Use the guidelines below as a ratio, which you can increase for a larger batch. This makes enough for 2 meals for 2 people or so. Apparently true gnocchi don't even contain egg, but I haven't tried the recipe that way. If you try that and it works out, let me know.

The gnocchi with lamb summer sausage and steamed brussels sprouts (I grew them!) with butter and lemon.


2 lbs. cooked squash puree (steamed or baked)
1 egg + 1 egg yolk
~ scant 2 c. flour + more for dusting
1 tsp . salt
1/2 tsp. white pepper
pinch of nutmeg

Cook the squash immediately before making the gnocchi, so it's still hot when you form the dough.
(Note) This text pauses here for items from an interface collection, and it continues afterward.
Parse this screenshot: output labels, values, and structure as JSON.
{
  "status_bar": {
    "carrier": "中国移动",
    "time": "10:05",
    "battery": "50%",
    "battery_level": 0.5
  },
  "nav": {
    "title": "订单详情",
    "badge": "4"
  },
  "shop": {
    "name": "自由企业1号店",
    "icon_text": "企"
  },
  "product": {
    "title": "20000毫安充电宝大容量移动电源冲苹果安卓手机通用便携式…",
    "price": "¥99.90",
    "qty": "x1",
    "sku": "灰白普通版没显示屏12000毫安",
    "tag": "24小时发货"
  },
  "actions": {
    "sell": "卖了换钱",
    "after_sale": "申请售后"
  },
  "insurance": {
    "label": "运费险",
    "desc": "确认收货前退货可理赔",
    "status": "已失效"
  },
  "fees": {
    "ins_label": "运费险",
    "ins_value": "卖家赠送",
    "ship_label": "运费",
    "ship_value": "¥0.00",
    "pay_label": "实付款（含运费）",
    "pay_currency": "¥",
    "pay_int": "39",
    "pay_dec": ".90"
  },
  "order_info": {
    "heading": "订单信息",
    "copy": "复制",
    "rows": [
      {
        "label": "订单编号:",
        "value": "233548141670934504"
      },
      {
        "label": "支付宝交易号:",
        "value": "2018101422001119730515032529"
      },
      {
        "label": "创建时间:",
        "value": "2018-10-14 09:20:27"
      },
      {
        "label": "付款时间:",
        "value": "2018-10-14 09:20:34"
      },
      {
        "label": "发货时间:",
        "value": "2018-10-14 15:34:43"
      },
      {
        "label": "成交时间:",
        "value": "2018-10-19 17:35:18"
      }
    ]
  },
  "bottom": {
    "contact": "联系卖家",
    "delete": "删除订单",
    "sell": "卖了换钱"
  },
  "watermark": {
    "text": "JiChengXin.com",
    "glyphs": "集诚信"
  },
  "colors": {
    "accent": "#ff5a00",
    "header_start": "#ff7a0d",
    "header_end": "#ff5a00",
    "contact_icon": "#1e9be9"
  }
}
Puree the squash, ideally with a potato ricer or food mill.

Sprinkle the squash with the spices and make a well in the center of the puree. Add the eggs and half of the flour and combine well using your hands. Add the rest of the flour a little bit at a time so that the dough just coheres. You want to a) mix it very little, b) add as little flour as possible, and c) keep the dough very sticky and flexible. Once it forms into a very soft mound, turn it onto a floured board.

Cut off handfuls of dough and form them into snakes about 3/4" in diameter. Cut into 1/2" pieces. You can roll the gnocchi individually across the tines of a fork at this point to give them ridges (which hold more sauce), but I find this step to be time consuming and unnecessary. Mine never seem to hold the ridges through boiling.

If you're going to freeze some, place them on a tray in the freezer at this point. Otherwise, boil the gnocchi in small batches in well-salted water until they float, plus another 30 seconds or so. Strain them from the water and toss them in oil or melted butter while you complete the batch. Serve as is with grated parmesan, or use them in a recipe, such as the one below:

Gnocchi in Brown Butter and Sage

30-50 gnocchi
3/4-1 stick unsalted butter
10 fresh sage leaves, slivered
salt and pepper
fresh parmesan

In a heavy-bottomed, large frying pan, melt the butter very patiently over medium heat. Taking care not to scorch it, allow the butter to turn golden brown. Add the gnocchi and a couple pinches of salt and toss occasionally so that they get crisp and brown on several sides. Add the sage leaves, and pepper, and toss, cooking for one minute more. Remove from the pan and serve piping hot with a generous pile of freshly grated parmiggiano regiano on top.


This might also be good with some lightly cooked prosciutto slivers mixed in. Also, cooking virtually anything in brown butter makes it delicious, so I recommend this technique for all kinds of things. I like to cook steamed carrots in it with a little shredded red cabbage for extra color.

No comments: